The answer? I'm working on my sequel to Atlas next. I have all these ideas rolling around in my head and I'm really excited to get them all down on paper. For now, I'm going to continue to research for Alexis, but I'm starting book two of Atlas. I miss writing Kala! So here goes!
Saturday, November 16, 2013
The wheels are turning and I'm excited to start a new series.
I've been in constant "edit" mode, scouring my Atlas proof for the last two weeks, making sure it was ready to release.
But now I need a palate cleanser so that I can come back to the Atlas series with a fresh eye. So, I'm starting a new series called Recruits. It's going to be a lot of fun to write and Monday I hit the ground running!
Wednesday, May 15, 2013
I don’t know if anyone else makes their lives completely manically crazy by imposing insane deadlines on themselves, but this seems to be a reoccurring problem with me. I mean, it’s not like there’s an editor breathing down my neck, waiting for the next book. I release my books on my own schedule, so why do I feel the need to constantly give myself guilt trips about not writing 3,000 words a day?

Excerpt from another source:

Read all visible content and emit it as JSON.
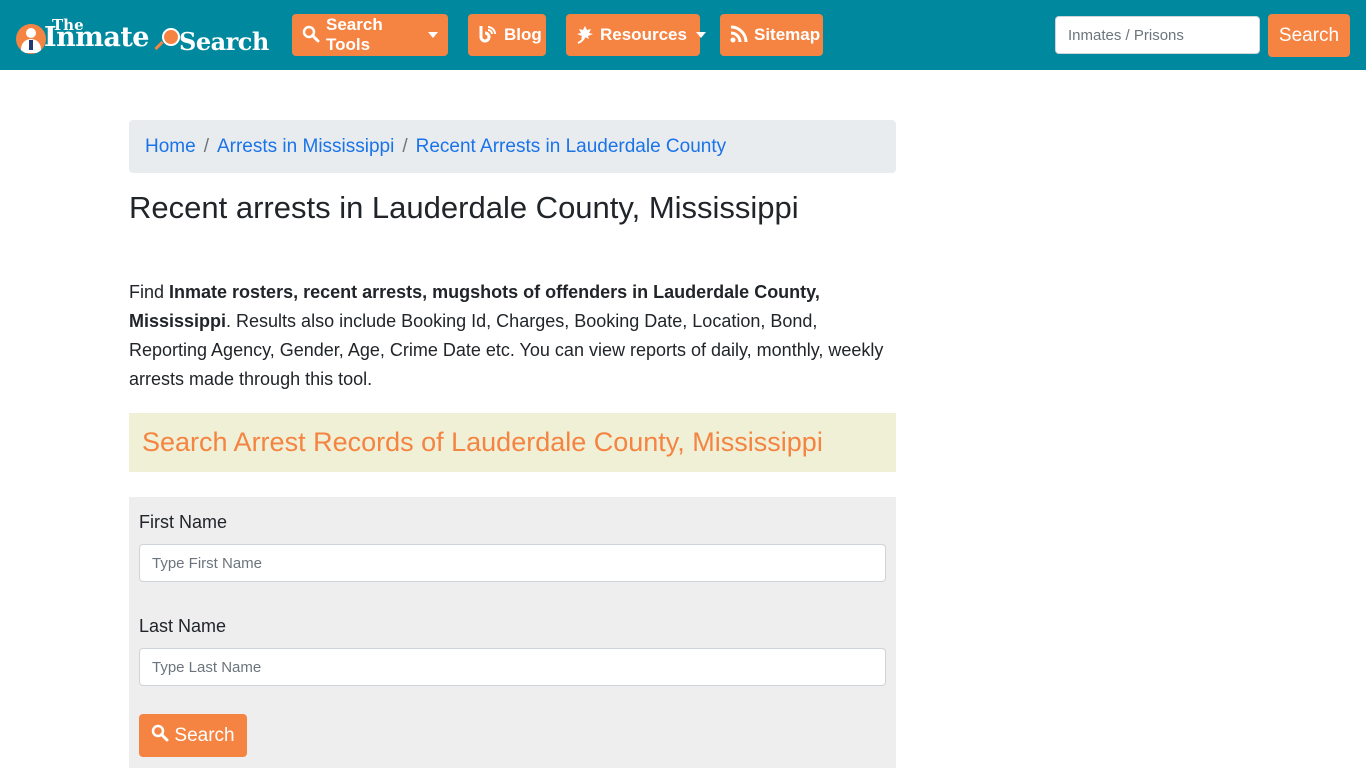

My problem is that I know I can write 3,000 words a day with no problem, so when I have school, or work, or life! and I don’t reach the 3,000 words I beat myself up and chastise myself for not living up to my potential. We’re our hardest critics, I guess. I just want to give myself a break. It’s exhausting making myself feel terrible about not reaching my daily word count, lol!
But more importantly, I always seem to be in a race to finish whatever project I’m working on because in my brain “this project will be the one!” What about all the other books I’ve already written? Have they disappeared? Have I given up on them? Have they lost their ability to be successful suddenly? It’s that part of my brain that says, “my other books will be more popular after I release this next series!” I have no idea if this is true, but it feels true and it makes me put a fire under my feet to finish whatever latest project I happen to be working on.
The bottom line is: being hard on yourself is a waste of time. Time that could be spent diving into the universe of your new book. Writing can be magical. I truly believe that readers can pick up on an author’s mood or personality when reading their books. It’s one of the reasons I have trouble with Dickens. I can tell that he was (and sorry if I offend anyone here) a little on the pretentious side. His stories are amazing, but his writing is dripping with condescension. Whereas, Dumas, even translated in old English (not at all how he intended it) it’s still full of fun, adventure and the joy of writing. (Even if he was paid by the word!)
I guess that’s why even if I give myself the biggest guilt trip on the planet, I’d rather write when I’m dying to get my story out than a forced word count. Maybe I don’t have to be upset with myself after all!